*Your objective:*
For each line of the data below that contains "International", return that line.
[Input records Boundary: Start]
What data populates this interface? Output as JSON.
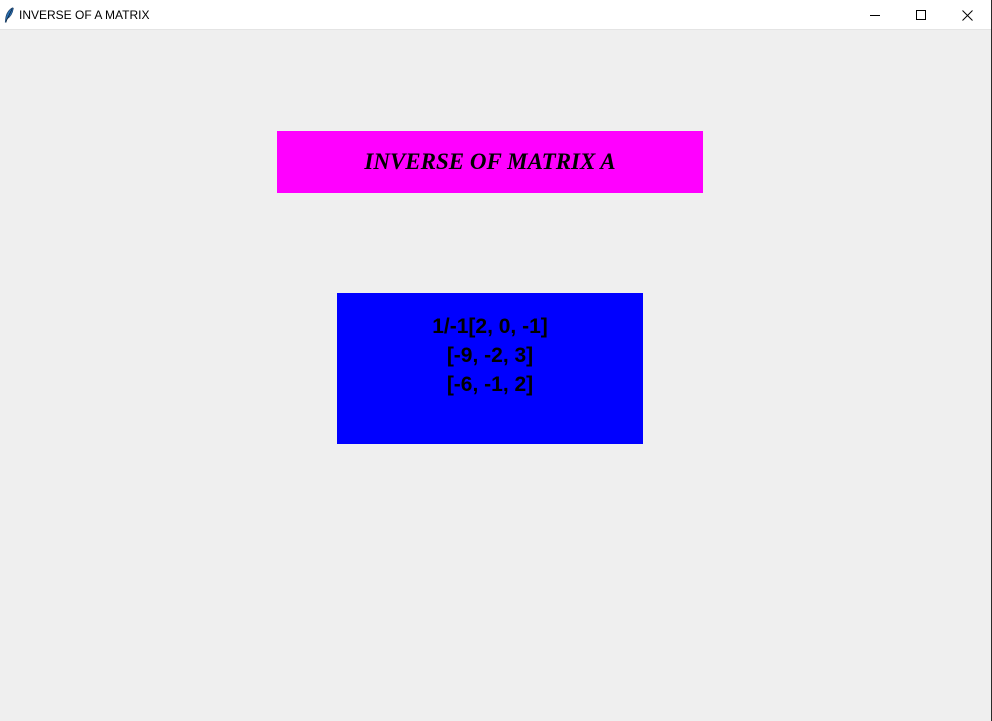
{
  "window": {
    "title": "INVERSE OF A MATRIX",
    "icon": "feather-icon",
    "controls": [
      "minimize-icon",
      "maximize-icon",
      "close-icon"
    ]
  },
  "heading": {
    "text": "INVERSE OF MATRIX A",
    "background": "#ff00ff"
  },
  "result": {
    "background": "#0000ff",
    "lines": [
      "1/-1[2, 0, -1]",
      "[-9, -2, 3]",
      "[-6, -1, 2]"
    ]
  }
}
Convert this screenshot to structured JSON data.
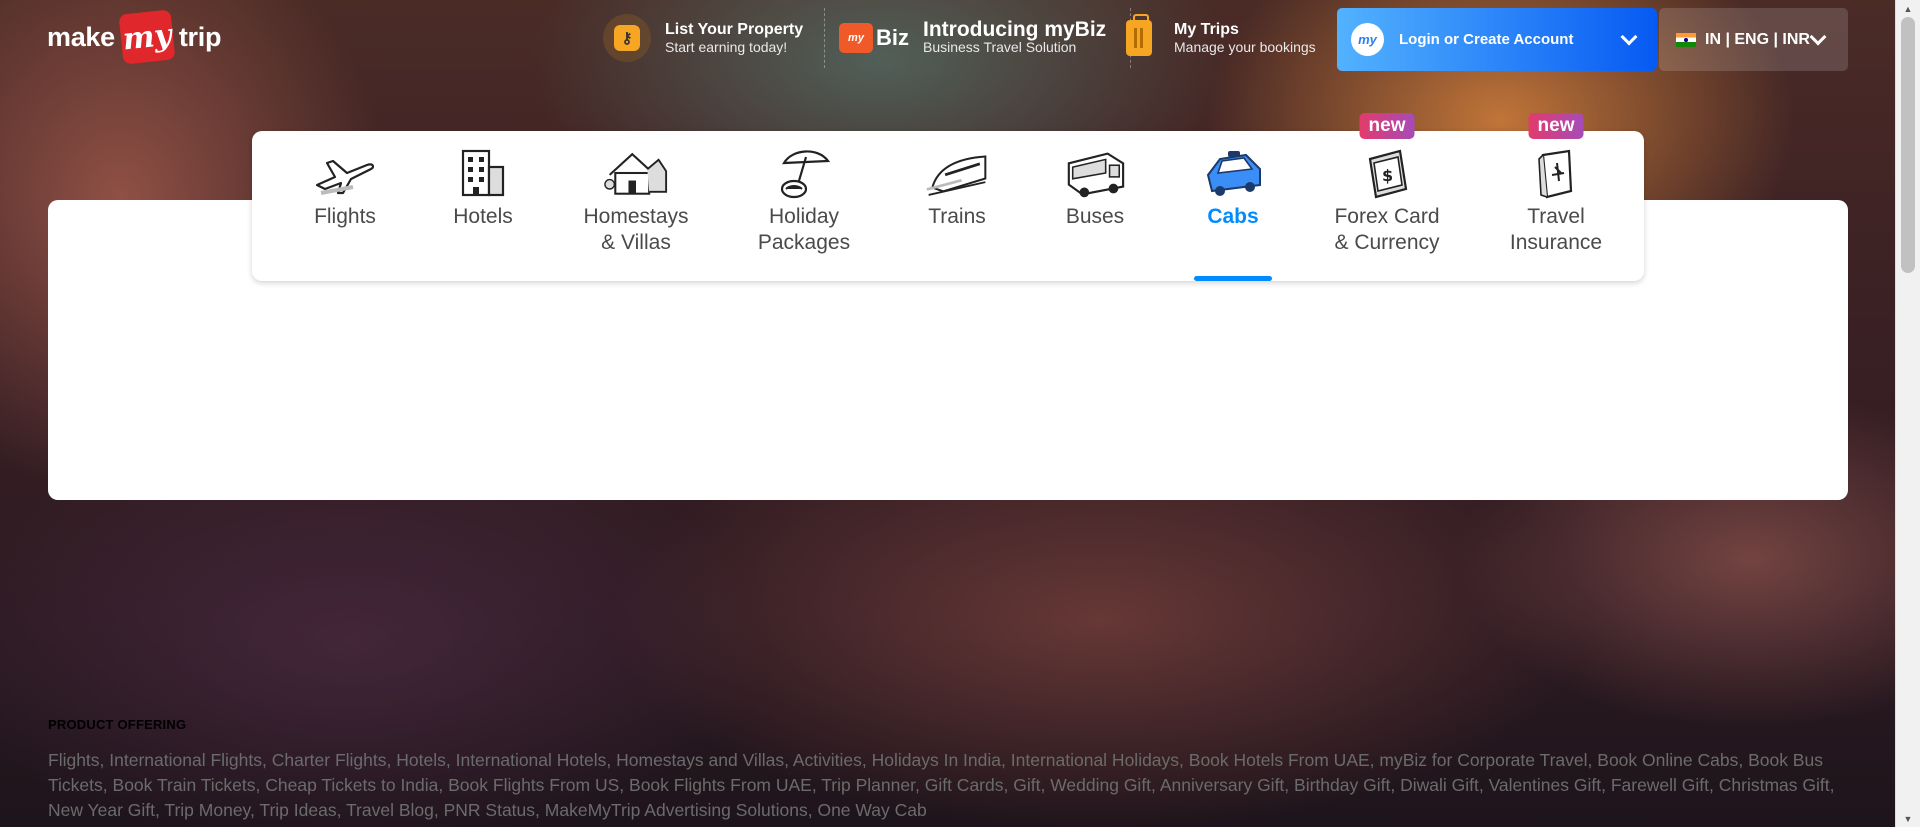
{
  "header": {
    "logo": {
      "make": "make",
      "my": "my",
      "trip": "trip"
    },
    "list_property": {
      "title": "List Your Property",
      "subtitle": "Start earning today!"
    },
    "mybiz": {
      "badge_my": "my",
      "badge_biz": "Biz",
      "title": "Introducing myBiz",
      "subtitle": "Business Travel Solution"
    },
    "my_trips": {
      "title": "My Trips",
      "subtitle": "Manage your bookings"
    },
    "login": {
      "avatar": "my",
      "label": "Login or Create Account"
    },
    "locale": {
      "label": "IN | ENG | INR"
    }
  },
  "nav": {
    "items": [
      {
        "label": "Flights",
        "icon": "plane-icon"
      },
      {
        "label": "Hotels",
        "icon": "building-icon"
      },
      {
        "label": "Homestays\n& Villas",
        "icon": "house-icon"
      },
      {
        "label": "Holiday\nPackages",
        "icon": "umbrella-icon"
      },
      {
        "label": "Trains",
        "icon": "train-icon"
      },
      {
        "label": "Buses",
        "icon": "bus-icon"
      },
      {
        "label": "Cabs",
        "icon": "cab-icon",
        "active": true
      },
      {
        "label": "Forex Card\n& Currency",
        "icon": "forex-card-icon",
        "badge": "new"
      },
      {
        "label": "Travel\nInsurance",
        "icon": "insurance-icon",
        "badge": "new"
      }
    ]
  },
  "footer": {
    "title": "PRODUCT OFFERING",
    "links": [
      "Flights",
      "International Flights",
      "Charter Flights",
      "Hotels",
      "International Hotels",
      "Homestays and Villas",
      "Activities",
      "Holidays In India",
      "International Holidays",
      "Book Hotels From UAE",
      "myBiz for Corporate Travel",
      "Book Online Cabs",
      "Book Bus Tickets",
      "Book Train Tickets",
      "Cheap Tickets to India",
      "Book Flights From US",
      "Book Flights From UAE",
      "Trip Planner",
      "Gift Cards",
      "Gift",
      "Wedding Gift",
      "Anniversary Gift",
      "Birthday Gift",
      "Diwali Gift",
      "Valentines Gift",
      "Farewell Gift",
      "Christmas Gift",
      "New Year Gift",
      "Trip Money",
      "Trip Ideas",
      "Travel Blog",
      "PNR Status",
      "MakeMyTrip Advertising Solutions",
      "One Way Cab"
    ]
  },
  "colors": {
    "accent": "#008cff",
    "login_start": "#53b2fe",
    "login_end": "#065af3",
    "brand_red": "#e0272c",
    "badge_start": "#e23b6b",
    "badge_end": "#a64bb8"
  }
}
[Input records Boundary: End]
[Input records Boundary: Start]
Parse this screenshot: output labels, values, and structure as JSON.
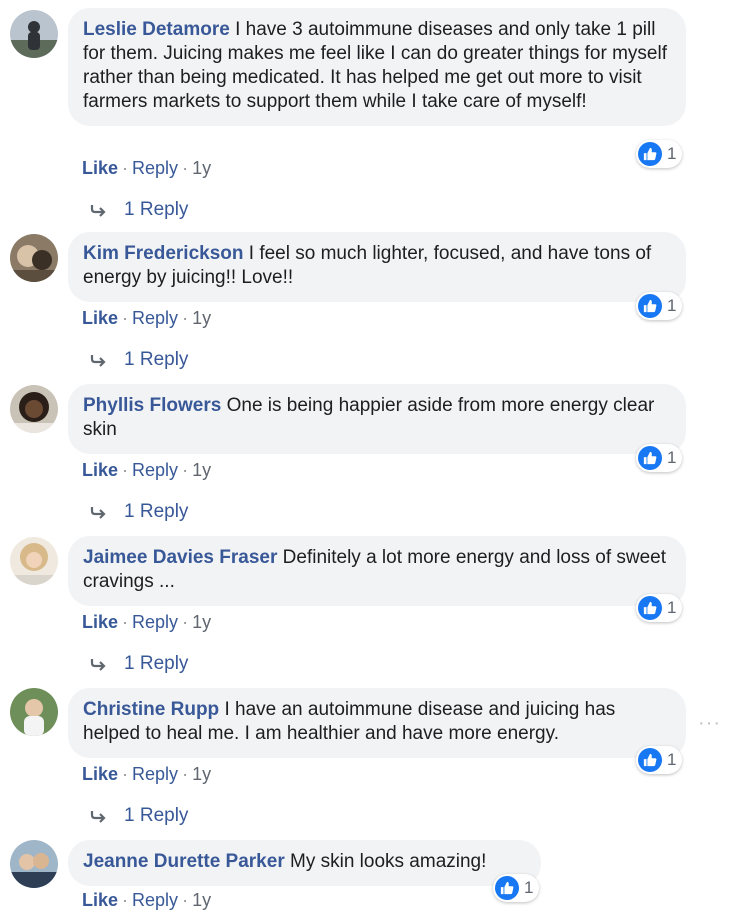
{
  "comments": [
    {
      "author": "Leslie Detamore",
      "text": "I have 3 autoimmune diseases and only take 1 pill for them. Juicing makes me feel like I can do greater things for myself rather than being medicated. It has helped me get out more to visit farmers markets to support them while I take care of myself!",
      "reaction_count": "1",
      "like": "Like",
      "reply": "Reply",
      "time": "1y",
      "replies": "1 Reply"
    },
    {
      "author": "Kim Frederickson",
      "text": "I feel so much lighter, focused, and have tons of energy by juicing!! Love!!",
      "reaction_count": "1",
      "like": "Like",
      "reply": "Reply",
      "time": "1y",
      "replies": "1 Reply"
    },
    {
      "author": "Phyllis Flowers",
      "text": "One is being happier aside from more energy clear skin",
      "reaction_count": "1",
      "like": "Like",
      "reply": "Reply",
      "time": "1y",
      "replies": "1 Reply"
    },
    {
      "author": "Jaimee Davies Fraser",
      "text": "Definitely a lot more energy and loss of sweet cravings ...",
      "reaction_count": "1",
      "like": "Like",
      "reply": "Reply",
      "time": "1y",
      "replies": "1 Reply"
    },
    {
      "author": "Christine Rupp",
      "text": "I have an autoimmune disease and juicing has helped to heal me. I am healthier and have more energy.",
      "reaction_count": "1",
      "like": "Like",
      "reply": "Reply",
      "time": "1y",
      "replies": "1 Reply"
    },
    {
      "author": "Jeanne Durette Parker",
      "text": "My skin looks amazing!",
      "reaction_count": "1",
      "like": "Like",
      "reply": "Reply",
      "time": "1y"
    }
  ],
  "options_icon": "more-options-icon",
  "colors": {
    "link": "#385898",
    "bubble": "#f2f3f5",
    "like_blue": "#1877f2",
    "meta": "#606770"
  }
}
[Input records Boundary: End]
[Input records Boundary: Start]
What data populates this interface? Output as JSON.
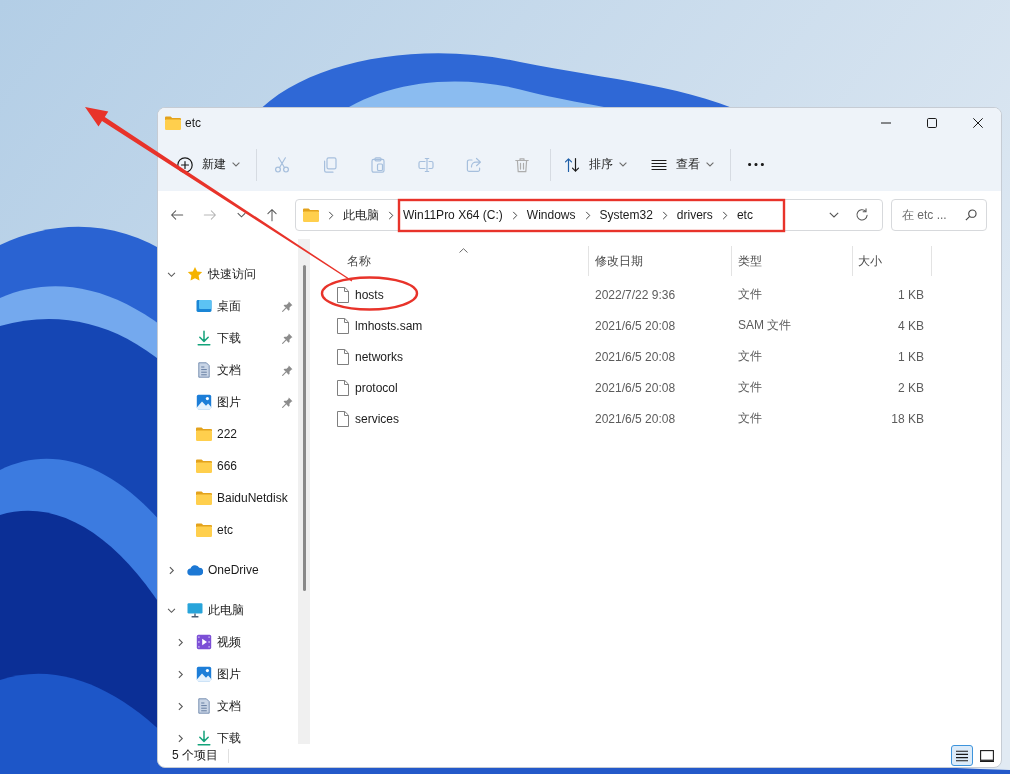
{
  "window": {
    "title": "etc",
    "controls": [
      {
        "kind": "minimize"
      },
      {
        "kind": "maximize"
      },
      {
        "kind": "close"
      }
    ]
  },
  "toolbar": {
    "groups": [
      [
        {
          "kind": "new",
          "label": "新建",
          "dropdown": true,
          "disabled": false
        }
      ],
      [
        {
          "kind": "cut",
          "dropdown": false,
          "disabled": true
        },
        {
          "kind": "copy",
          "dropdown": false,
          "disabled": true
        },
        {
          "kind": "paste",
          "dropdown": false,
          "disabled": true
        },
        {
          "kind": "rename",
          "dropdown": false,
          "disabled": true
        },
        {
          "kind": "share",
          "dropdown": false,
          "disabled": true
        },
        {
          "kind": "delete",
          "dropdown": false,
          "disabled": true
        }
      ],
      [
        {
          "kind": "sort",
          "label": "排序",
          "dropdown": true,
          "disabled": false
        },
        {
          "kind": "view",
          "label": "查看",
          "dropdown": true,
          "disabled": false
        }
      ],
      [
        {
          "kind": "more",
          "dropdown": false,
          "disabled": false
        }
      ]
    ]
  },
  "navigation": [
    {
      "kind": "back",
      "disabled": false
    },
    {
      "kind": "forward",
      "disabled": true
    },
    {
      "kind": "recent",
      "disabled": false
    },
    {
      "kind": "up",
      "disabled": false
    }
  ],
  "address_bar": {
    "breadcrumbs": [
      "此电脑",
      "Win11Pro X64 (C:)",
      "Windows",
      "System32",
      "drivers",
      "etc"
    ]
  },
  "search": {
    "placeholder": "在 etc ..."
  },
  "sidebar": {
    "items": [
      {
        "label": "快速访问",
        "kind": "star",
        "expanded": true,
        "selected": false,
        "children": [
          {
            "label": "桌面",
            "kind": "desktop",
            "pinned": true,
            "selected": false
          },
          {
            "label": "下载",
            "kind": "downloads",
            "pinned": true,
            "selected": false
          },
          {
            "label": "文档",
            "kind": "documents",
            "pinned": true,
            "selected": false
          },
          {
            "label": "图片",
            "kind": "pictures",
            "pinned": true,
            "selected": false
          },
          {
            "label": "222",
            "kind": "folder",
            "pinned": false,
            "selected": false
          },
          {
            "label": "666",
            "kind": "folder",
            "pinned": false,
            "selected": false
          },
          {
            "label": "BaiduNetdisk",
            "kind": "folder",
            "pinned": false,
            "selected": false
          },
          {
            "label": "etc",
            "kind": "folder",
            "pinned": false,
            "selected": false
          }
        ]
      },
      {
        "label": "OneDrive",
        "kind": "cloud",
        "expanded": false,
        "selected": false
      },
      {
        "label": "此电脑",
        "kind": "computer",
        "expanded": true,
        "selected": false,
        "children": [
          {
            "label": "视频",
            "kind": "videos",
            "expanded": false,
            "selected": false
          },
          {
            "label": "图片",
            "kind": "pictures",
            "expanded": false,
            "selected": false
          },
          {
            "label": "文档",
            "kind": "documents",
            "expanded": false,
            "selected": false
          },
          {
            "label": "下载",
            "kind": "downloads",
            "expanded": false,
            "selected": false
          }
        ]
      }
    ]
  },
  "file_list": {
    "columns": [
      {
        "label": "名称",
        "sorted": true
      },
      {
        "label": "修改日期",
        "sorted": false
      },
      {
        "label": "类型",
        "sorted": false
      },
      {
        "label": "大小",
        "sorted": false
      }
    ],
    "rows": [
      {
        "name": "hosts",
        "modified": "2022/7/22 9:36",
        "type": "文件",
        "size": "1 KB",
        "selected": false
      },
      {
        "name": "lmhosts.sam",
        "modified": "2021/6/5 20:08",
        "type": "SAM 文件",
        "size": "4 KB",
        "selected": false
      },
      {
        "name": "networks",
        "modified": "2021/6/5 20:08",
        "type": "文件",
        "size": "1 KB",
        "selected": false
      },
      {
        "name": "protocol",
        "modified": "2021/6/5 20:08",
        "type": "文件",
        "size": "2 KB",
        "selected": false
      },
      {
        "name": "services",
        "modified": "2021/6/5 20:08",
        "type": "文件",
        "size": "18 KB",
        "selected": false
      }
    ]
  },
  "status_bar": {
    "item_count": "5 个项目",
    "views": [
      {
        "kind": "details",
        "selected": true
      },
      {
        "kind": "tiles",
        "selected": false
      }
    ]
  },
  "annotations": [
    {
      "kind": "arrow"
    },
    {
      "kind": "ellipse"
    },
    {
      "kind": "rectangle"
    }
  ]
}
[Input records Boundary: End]
*Result of this task:*
      "International Flights",
      "International Hotels",
      "International Holidays",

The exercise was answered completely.